* [WHAT NEEDS TO BE DONE]: Could you restate every record below word for word?

* [Data about app and page elements]:

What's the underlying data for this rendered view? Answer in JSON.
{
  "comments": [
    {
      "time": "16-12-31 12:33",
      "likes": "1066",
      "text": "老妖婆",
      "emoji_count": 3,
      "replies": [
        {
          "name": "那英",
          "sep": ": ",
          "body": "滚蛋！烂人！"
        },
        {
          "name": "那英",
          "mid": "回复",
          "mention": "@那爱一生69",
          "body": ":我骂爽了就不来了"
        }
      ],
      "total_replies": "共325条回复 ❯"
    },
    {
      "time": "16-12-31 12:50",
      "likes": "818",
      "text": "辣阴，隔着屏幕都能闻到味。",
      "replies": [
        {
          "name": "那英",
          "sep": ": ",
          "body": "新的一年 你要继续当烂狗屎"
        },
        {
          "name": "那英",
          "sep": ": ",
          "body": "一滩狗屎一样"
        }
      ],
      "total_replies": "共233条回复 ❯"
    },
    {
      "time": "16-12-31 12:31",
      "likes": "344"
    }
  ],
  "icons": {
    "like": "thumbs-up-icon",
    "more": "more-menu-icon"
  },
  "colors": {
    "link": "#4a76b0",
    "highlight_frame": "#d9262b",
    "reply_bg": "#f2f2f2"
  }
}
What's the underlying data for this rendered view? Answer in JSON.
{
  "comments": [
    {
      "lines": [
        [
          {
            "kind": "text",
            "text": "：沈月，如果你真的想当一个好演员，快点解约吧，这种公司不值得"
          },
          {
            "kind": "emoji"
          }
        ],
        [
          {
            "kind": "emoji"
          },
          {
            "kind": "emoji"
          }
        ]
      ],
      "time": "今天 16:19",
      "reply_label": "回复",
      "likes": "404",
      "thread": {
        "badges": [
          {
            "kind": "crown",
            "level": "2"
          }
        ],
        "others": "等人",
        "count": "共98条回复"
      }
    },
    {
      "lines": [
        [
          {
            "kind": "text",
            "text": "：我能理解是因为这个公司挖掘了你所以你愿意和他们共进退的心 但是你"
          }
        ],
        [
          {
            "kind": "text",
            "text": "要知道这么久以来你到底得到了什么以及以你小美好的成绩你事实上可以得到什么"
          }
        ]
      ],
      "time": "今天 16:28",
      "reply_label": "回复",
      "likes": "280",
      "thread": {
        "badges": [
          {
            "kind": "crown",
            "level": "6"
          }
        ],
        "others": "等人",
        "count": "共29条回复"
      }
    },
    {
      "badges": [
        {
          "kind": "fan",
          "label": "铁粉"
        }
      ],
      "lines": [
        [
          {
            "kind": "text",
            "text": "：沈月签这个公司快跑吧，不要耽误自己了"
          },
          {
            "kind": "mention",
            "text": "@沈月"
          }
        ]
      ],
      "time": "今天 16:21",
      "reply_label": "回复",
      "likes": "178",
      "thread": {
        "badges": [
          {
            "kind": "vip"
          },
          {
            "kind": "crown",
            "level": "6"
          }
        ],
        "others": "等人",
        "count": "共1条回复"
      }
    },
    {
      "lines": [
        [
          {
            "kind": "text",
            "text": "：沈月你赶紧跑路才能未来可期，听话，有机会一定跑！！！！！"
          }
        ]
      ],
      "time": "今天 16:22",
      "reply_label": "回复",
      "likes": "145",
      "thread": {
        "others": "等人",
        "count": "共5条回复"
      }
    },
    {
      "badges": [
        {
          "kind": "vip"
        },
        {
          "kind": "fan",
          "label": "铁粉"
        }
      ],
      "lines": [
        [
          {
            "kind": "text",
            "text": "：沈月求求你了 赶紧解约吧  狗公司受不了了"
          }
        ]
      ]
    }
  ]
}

* [ANSWER TO THE PROBLEM]:
What's the underlying data for this rendered view? Answer in JSON.
{
  "comments": [
    {
      "time": "16-12-31 12:33",
      "likes": "1066",
      "text": "老妖婆",
      "emoji_count": 3,
      "replies": [
        {
          "name": "那英",
          "sep": ": ",
          "body": "滚蛋！烂人！"
        },
        {
          "name": "那英",
          "mid": "回复",
          "mention": "@那爱一生69",
          "body": ":我骂爽了就不来了"
        }
      ],
      "total_replies": "共325条回复 ❯"
    },
    {
      "time": "16-12-31 12:50",
      "likes": "818",
      "text": "辣阴，隔着屏幕都能闻到味。",
      "replies": [
        {
          "name": "那英",
          "sep": ": ",
          "body": "新的一年 你要继续当烂狗屎"
        },
        {
          "name": "那英",
          "sep": ": ",
          "body": "一滩狗屎一样"
        }
      ],
      "total_replies": "共233条回复 ❯"
    },
    {
      "time": "16-12-31 12:31",
      "likes": "344"
    }
  ],
  "icons": {
    "like": "thumbs-up-icon",
    "more": "more-menu-icon"
  },
  "colors": {
    "link": "#4a76b0",
    "highlight_frame": "#d9262b",
    "reply_bg": "#f2f2f2"
  }
}
What's the underlying data for this rendered view? Answer in JSON.
{
  "comments": [
    {
      "lines": [
        [
          {
            "kind": "text",
            "text": "：沈月，如果你真的想当一个好演员，快点解约吧，这种公司不值得"
          },
          {
            "kind": "emoji"
          }
        ],
        [
          {
            "kind": "emoji"
          },
          {
            "kind": "emoji"
          }
        ]
      ],
      "time": "今天 16:19",
      "reply_label": "回复",
      "likes": "404",
      "thread": {
        "badges": [
          {
            "kind": "crown",
            "level": "2"
          }
        ],
        "others": "等人",
        "count": "共98条回复"
      }
    },
    {
      "lines": [
        [
          {
            "kind": "text",
            "text": "：我能理解是因为这个公司挖掘了你所以你愿意和他们共进退的心 但是你"
          }
        ],
        [
          {
            "kind": "text",
            "text": "要知道这么久以来你到底得到了什么以及以你小美好的成绩你事实上可以得到什么"
          }
        ]
      ],
      "time": "今天 16:28",
      "reply_label": "回复",
      "likes": "280",
      "thread": {
        "badges": [
          {
            "kind": "crown",
            "level": "6"
          }
        ],
        "others": "等人",
        "count": "共29条回复"
      }
    },
    {
      "badges": [
        {
          "kind": "fan",
          "label": "铁粉"
        }
      ],
      "lines": [
        [
          {
            "kind": "text",
            "text": "：沈月签这个公司快跑吧，不要耽误自己了"
          },
          {
            "kind": "mention",
            "text": "@沈月"
          }
        ]
      ],
      "time": "今天 16:21",
      "reply_label": "回复",
      "likes": "178",
      "thread": {
        "badges": [
          {
            "kind": "vip"
          },
          {
            "kind": "crown",
            "level": "6"
          }
        ],
        "others": "等人",
        "count": "共1条回复"
      }
    },
    {
      "lines": [
        [
          {
            "kind": "text",
            "text": "：沈月你赶紧跑路才能未来可期，听话，有机会一定跑！！！！！"
          }
        ]
      ],
      "time": "今天 16:22",
      "reply_label": "回复",
      "likes": "145",
      "thread": {
        "others": "等人",
        "count": "共5条回复"
      }
    },
    {
      "badges": [
        {
          "kind": "vip"
        },
        {
          "kind": "fan",
          "label": "铁粉"
        }
      ],
      "lines": [
        [
          {
            "kind": "text",
            "text": "：沈月求求你了 赶紧解约吧  狗公司受不了了"
          }
        ]
      ]
    }
  ]
}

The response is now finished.